9th March, 2018
Applying for a competitive government grant is, well, competitive, but there are ways to maximise your chance of success.
Every week, I receive emails from SME owners and startup founders asking if I know of any government grants that they should be applying for.
Although the answer is often an enthusiastic ‘yes!’, I do warn that a lot of grants out there are competitive. That means there’s no guarantee that their company will be granted the money.
Whether it’s the Queensland government’s Ignite Ideas Fund, the South Australian Early Commercialisation Fund or even the more federal, industry-agnostic grants like the Accelerating Commercialisation grant, SME owners are often sceptical about taking on competitive grants, simply because they’re afraid to risk resources and receive nothing in return.
I have found that if certain guidelines are followed, the chances of success can be increased. If the business follows three rules in tailoring their offering, they are more likely to be successful in winning competitive grants.
Firstly, and most importantly, your offering needs to be genuinely innovative.
The innovation space can sometimes be a double-edged sword. On one hand, we live in an era in which technology solutions evolve at a rapid pace, solving some of the world’s biggest issues in the process.
On the other hand – as a result of this rapid progression – it’s becoming more and more difficult to create something genuinely innovative.
The moment you identify a new solution to a common problem, you quickly learn that (more often than not) someone has already brought the concept to market.
Genuine innovation in today’s day and age is about finding an angle to solve a particular issue that no one else has found.
Whether the innovation manifests in the model of efficiency, scalability or technological development (always a good one!), as long as there is genuine innovation, the government is more likely to take notice of these grant applications.
Following on from the above, there are five industries that, due to their innovative nature, the Australian government is particularly interested in funding.
A good way to catch the government’s attention would be to involve as many of these industries as possible within the scope of your offering.
On the flipside, the market is saturated with concepts in social media, fintech, data analytics and IoT. While the product might be extremely innovative, the over-saturation of the startup market in these areas has made the government more reluctant to fund them.
That said, the above isn’t set in stone and I have seen select businesses receive competitive grants even without putting a focus on the five aforementioned industries. But it’s always best to cover all your bases.
Finally, if you’d like to have a decent chance of receiving a competitive grant, make sure all your paperwork is in order.
Documents like business plans, roadmaps, proper bookkeeping and all other similar files should be attached as appendices to your application.

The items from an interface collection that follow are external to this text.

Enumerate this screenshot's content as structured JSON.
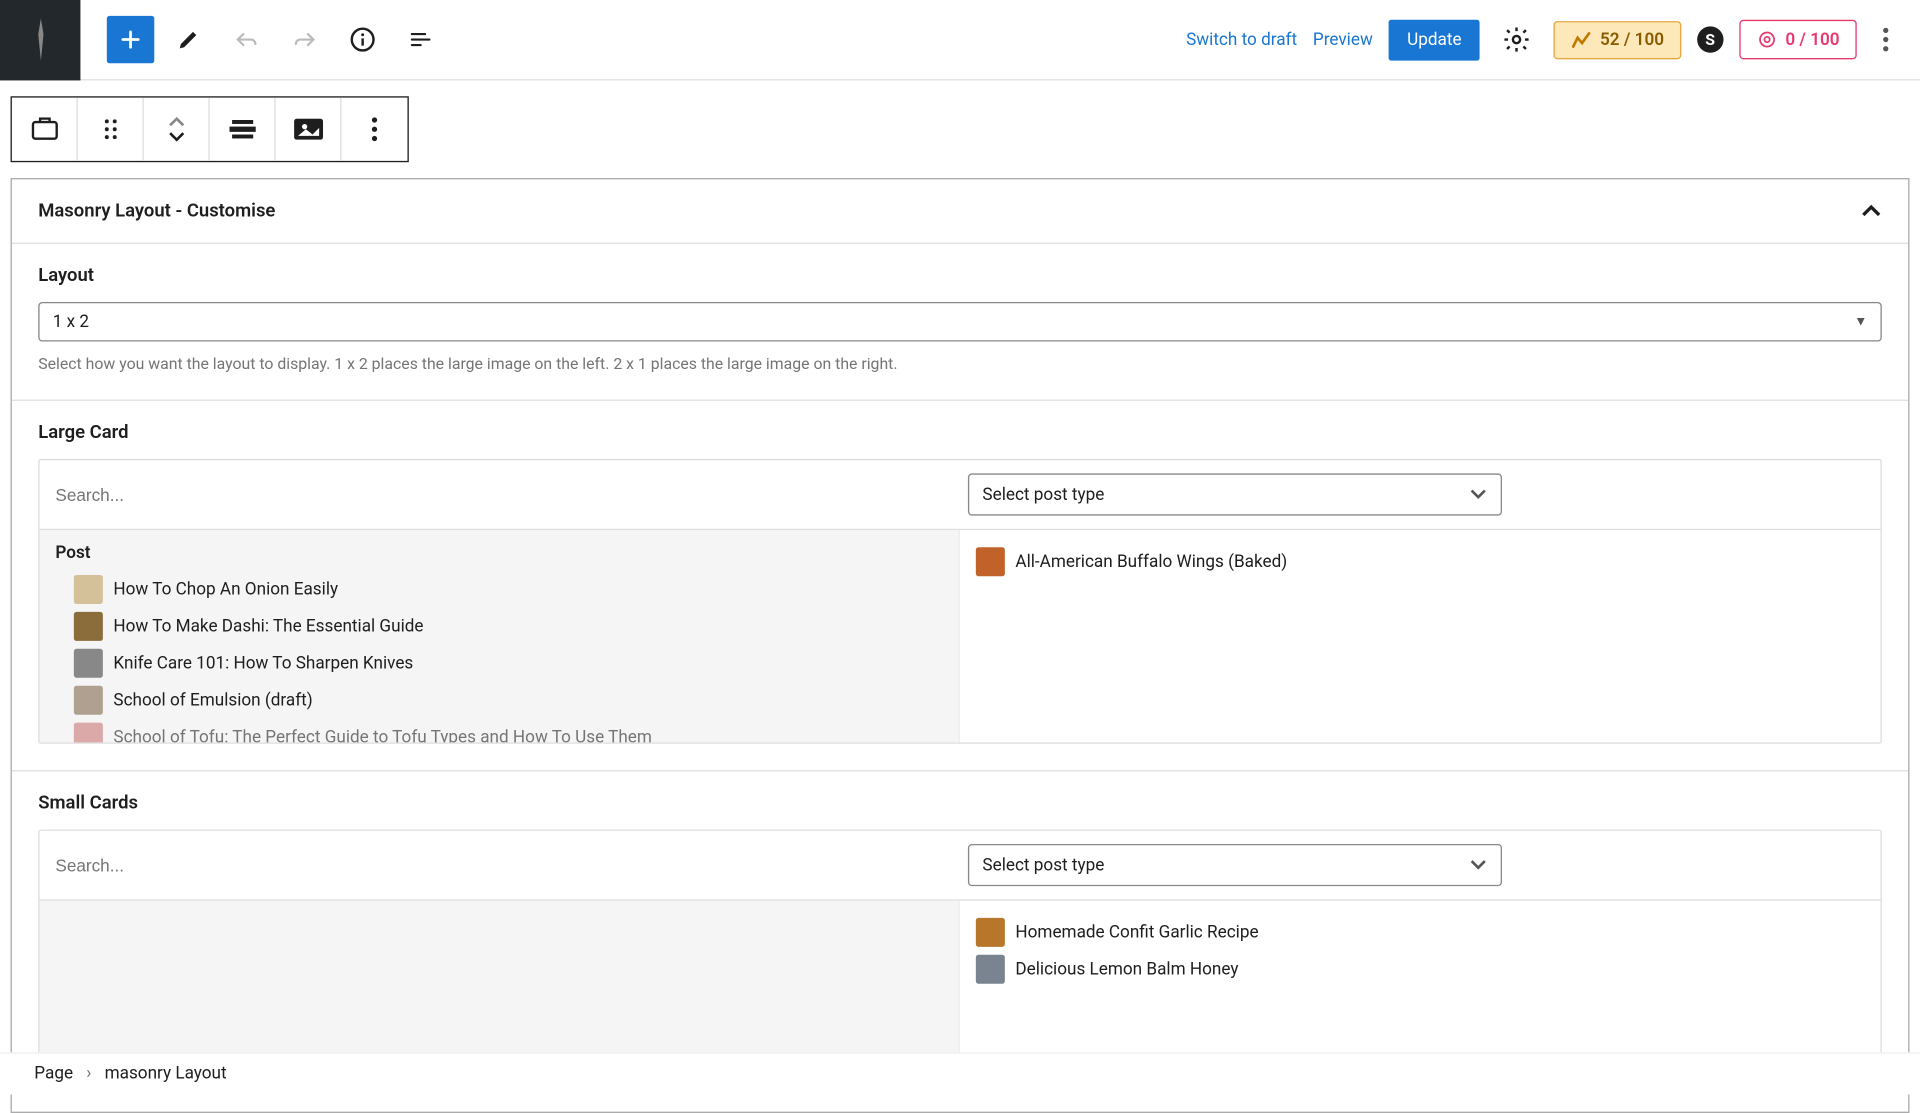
{
  "toolbar": {
    "switch_draft": "Switch to draft",
    "preview": "Preview",
    "update": "Update",
    "score1": "52 / 100",
    "score2": "0 / 100"
  },
  "panel": {
    "title": "Masonry Layout - Customise",
    "layout": {
      "label": "Layout",
      "value": "1 x 2",
      "help": "Select how you want the layout to display. 1 x 2 places the large image on the left. 2 x 1 places the large image on the right."
    },
    "large_card": {
      "label": "Large Card",
      "search_placeholder": "Search...",
      "post_type_placeholder": "Select post type",
      "group_label": "Post",
      "posts": [
        "How To Chop An Onion Easily",
        "How To Make Dashi: The Essential Guide",
        "Knife Care 101: How To Sharpen Knives",
        "School of Emulsion (draft)",
        "School of Tofu: The Perfect Guide to Tofu Types and How To Use Them"
      ],
      "selected": [
        "All-American Buffalo Wings (Baked)"
      ]
    },
    "small_cards": {
      "label": "Small Cards",
      "search_placeholder": "Search...",
      "post_type_placeholder": "Select post type",
      "selected": [
        "Homemade Confit Garlic Recipe",
        "Delicious Lemon Balm Honey"
      ]
    }
  },
  "breadcrumb": {
    "root": "Page",
    "current": "masonry Layout"
  }
}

If the government is going invest money into your business, they’ll want to see order, transparency and accountability within your business.
With all the above in mind, remember that some risks remain. While the success of grant applications often comes down to timing, quality of application, and sometimes even a drop of luck, following these three guidelines will increase your chances of standing out of the crowd and potentially be awarded a competitive grant.